The point of my suggestion to use flac or other lossless copy is, so you don’t have to [I][B]re-rip[/B][/I] again…But sounds like you got it all worked out…
Cheers!..:slight_smile:

Hey t0nee1 I gave MP3directcut a try . I let it do pause detection & it did but on listening there are still some silence at the end of tracks. I think it could be done manually & be better. Anyway an interesting tool.

When I used Audacity as above I was working with .wav files ripped with EAC so they should have been lossless. So after joining all the .wavs into one track then editing out silences when exported as an .mp3 there were no detectable silences between tracks or clicks or clips. The encode done by Audacity shouldn’t have been any different than a ripper would have done on the fly to create a .mp3 for each song. So only one encode to .mp3 for a large file exported from Audacity. I think better quality.
I also agree with t0nee1 on using a flash drive or similar media. For the car I use a micro SD card 2GB in a USB adapter & this works great. For the house I’m using an external HDD.

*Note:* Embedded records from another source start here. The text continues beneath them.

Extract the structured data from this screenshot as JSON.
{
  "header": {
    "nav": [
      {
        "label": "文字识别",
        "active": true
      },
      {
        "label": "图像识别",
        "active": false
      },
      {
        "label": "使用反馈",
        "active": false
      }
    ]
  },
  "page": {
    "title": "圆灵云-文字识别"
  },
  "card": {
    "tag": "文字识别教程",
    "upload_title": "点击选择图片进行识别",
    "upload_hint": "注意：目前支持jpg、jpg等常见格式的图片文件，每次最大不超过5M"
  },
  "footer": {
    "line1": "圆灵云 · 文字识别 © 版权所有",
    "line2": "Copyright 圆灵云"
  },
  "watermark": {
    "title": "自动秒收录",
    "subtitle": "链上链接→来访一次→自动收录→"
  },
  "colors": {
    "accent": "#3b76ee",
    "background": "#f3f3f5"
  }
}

I did do a test DVD burned as a data DVD with ImgBurn . This played on my newest DVD player but not any of my older DVD player/recorders which I already knew.
I agree with archiving lossless & I need to do that with all my commercial CD’s . Right now I have the archived as good quality .mp3s. I do have some as .wav .
The sad thing is I ripped them as .wavs & to save space I archived them as .mp3 & deleted the .wav files. I had less external HDD space at the time.
I don’t know that Audacity would help the original problem of a DVD player being able to play an “hour” long .mp3 to the end . I think the OP should give it a try .
I don’t remember seeing the media used so try Verbatim AZO or TY DVD discs & see if this stops the problem.